Agricultural training is helping residents of the mining town to earn an income and improve their quality of life.
Residents of the mining town of Marikana in North West are earning an income and gaining skills, thanks to the Social Employment Fund (SEF) programme.
The Mineworkers Development Agency’s (MDA) Agri-Hub forged a partnership with, Sibanye-Stillwater and Rand Mutual Assurance.
The aim of the partnership is to provide work opportunities for unemployed people in the area and to improve their quality of life.
Those who have completed the training, are employed rotationally for 10 days a month, earning a R2 000 stipend.
The training and stipends are funded by the Industrial Development Corporation (IDC).
The SEF is part of the Presidential Employment Stimulus introduced by President Cyril Ramaphosa in 2020 in response to the devastating economic impact of the COVID-19 pandemic.
The MDA’s SEF programme has invested R36 million in the Marikana programme. This includes the Agri-Hub, which provides accredited training in agriculture, technical support, technology and facilities.
The programme focuses on five sectors, including food security, environment and waste management, education and early childhood development, health and nutrition, and infrastructure.
The programme has helped train 1 500 people, including the 10 who have been employed at the Agri-Hub.
The Minister of Mineral Resources and Energy, Gwede Mantashe, was the keynote speaker at the recent launch of the Marikana Agri-Hub. The Minister acknowledged the critical role that the MDA plays in mining communities.
“Addressing the high unemployment rate is a challenge that government cannot address alone.Government will continue to work with various partners to deal with inequality, poverty and unemployment,” said Minister Mantashe.
He added that the Agri-Hub is one of the ways that mining can enhance community welfare and empower communities to continue being economically active after mining has ceased.
An opportunity to work
Julia Dlamini (33) is among the residents who completed the training and is now employed. She works at the hydroponic lab.
“I finished matric in 2010 and I have never had an opportunity to work or further my studies, so this is a really big break for me,” Dlamini said.
She added that she is now able to use her knowledge of agriculture to contribute to her household’s income.
“I was trained in hydroponics and horticulture about two months ago and to be employed in such a short period of time is really a blessing for me,” said Dlamini.
Programme manager for the Social Employment Programme at the MDA, Simon Leshoai, said agriculture provides many opportunities for employment.
He added that three wards in Marikana are currently benefitting from the programme.
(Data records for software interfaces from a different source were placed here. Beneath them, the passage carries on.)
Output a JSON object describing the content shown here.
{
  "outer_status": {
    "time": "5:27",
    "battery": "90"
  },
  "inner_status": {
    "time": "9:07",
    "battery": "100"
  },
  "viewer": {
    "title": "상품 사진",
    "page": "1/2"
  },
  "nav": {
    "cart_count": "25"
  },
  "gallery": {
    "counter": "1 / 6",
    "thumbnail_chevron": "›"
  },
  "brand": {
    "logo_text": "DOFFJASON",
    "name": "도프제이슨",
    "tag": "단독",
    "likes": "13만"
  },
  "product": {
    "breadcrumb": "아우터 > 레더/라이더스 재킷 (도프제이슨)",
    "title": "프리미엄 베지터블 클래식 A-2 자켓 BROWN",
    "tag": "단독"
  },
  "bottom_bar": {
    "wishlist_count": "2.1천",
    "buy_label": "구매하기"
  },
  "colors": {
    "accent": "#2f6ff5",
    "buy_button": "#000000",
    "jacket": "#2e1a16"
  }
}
Community members are trained by the Forge Academy and also receive seeds for free for three months, garden tools and watering cans to encourage them to maintain their food gardens.
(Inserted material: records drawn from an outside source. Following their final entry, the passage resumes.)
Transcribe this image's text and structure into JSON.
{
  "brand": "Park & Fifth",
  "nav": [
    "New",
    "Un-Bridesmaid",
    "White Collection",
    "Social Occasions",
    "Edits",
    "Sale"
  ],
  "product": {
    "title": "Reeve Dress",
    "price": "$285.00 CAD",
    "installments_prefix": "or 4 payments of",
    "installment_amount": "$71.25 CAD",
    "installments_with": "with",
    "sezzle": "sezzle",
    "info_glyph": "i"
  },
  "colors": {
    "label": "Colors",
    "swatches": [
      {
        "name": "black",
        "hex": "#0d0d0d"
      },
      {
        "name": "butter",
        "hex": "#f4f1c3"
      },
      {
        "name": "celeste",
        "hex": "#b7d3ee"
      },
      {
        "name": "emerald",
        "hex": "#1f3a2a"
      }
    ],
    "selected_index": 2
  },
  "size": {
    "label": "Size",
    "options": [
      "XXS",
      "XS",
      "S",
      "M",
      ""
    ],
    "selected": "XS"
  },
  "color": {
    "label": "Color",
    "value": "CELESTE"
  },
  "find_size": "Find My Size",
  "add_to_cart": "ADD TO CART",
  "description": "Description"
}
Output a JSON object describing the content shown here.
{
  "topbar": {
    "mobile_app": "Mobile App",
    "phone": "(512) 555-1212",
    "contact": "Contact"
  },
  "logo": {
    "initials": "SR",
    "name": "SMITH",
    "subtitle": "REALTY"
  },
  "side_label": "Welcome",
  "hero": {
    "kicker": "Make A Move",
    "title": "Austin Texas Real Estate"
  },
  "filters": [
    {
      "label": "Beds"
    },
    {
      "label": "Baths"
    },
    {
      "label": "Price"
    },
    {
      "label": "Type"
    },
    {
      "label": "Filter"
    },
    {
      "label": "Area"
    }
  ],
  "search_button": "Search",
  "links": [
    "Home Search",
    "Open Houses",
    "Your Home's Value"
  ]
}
“The Agri-Hub has a poultry facility that houses 2 000 egg-layers that produce about 1 980 eggs per day, a packhouse, hydroponics laboratory that showcases technology in the agricultural space and a training facility through which we empower youth and women in the Marikana community,” he said.
The MDA has also assisted about 1 000 households with food gardens.
“We also have communal food gardens in the facility to allow participants of the programme to plant crops that are sold to the packhouse,” said Leshoai.
Vegetables planted in the communal gardens include spinach, onion, beetroot, broccoli, cherry tomatoes, beans, cabbage and lettuce.
Site manager at the Agri-Hub, Lucas Phiri, said once the partnership contract ends in May 2024, those who received training will still be able to use their skills and knowledge to empower themselves.
“We believe that working together with the community will positively impact people’s lives,” he said.
The MDA provides sustainable socio-economic development initiatives to address poverty, unemployment and inequality experienced by former mineworkers and their communities in South Africa, Lesotho, Swaziland and Botswana.